Everything from the line containing "Decode this image" through the final line of the listing below should be given again, word for word, and nothing else.

Start of Listed records

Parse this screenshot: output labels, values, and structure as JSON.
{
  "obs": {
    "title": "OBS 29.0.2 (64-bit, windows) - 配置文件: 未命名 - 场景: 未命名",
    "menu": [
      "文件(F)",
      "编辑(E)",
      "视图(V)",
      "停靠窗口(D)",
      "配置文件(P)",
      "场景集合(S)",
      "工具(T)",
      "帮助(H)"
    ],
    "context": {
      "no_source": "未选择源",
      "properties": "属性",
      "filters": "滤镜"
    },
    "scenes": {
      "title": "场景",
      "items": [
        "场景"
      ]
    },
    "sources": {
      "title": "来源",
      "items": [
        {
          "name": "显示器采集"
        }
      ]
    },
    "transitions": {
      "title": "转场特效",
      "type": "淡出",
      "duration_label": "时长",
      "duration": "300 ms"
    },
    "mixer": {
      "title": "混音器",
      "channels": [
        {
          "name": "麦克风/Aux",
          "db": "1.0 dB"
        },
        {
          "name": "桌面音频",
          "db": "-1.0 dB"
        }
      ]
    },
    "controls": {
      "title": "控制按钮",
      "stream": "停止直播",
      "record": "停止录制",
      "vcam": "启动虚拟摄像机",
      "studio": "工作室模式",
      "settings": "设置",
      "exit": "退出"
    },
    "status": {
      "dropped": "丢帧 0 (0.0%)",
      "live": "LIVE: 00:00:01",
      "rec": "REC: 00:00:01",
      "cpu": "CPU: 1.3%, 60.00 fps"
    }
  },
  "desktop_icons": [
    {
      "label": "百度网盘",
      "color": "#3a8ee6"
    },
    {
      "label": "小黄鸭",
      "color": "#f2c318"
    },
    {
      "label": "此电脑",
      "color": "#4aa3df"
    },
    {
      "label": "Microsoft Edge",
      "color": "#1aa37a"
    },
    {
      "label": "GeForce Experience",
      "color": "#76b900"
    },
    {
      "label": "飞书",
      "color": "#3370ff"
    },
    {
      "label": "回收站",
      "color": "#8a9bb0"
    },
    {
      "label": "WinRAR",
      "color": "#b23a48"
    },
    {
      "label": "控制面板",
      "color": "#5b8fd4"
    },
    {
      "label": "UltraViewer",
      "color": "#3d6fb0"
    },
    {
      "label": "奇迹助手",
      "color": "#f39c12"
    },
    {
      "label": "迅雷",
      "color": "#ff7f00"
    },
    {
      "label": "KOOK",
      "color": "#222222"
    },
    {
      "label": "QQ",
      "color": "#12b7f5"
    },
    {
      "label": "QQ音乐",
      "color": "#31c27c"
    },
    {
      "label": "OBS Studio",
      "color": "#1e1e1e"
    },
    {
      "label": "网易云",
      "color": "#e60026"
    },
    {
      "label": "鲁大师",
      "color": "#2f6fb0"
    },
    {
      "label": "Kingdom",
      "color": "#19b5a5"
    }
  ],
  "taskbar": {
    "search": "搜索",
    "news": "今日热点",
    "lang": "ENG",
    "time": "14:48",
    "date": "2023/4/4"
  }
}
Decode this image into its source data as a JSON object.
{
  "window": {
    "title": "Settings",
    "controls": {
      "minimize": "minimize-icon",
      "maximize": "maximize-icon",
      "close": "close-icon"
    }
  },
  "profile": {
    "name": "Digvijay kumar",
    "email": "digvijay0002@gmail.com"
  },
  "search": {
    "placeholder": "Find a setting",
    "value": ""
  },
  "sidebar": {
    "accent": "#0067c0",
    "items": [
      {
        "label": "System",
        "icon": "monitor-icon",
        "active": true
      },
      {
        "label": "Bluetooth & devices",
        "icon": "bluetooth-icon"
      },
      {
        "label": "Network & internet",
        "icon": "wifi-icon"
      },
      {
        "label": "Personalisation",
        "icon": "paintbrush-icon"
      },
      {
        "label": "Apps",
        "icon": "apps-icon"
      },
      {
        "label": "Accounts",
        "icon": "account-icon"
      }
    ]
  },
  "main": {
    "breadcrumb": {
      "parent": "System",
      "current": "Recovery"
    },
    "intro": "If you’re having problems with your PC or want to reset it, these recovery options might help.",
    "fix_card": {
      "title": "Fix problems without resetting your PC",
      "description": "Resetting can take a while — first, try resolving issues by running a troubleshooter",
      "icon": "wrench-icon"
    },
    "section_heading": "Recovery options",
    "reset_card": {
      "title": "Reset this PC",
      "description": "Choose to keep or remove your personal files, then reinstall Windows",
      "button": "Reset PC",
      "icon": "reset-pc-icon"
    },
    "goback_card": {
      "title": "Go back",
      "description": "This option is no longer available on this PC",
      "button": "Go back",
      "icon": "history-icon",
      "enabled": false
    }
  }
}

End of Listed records

--- Written answer ---
Decode this image into its source data as a JSON object.
{
  "window": {
    "title": "Settings",
    "controls": {
      "minimize": "minimize-icon",
      "maximize": "maximize-icon",
      "close": "close-icon"
    }
  },
  "profile": {
    "name": "Digvijay kumar",
    "email": "digvijay0002@gmail.com"
  },
  "search": {
    "placeholder": "Find a setting",
    "value": ""
  },
  "sidebar": {
    "accent": "#0067c0",
    "items": [
      {
        "label": "System",
        "icon": "monitor-icon",
        "active": true
      },
      {
        "label": "Bluetooth & devices",
        "icon": "bluetooth-icon"
      },
      {
        "label": "Network & internet",
        "icon": "wifi-icon"
      },
      {
        "label": "Personalisation",
        "icon": "paintbrush-icon"
      },
      {
        "label": "Apps",
        "icon": "apps-icon"
      },
      {
        "label": "Accounts",
        "icon": "account-icon"
      }
    ]
  },
  "main": {
    "breadcrumb": {
      "parent": "System",
      "current": "Recovery"
    },
    "intro": "If you’re having problems with your PC or want to reset it, these recovery options might help.",
    "fix_card": {
      "title": "Fix problems without resetting your PC",
      "description": "Resetting can take a while — first, try resolving issues by running a troubleshooter",
      "icon": "wrench-icon"
    },
    "section_heading": "Recovery options",
    "reset_card": {
      "title": "Reset this PC",
      "description": "Choose to keep or remove your personal files, then reinstall Windows",
      "button": "Reset PC",
      "icon": "reset-pc-icon"
    },
    "goback_card": {
      "title": "Go back",
      "description": "This option is no longer available on this PC",
      "button": "Go back",
      "icon": "history-icon",
      "enabled": false
    }
  }
}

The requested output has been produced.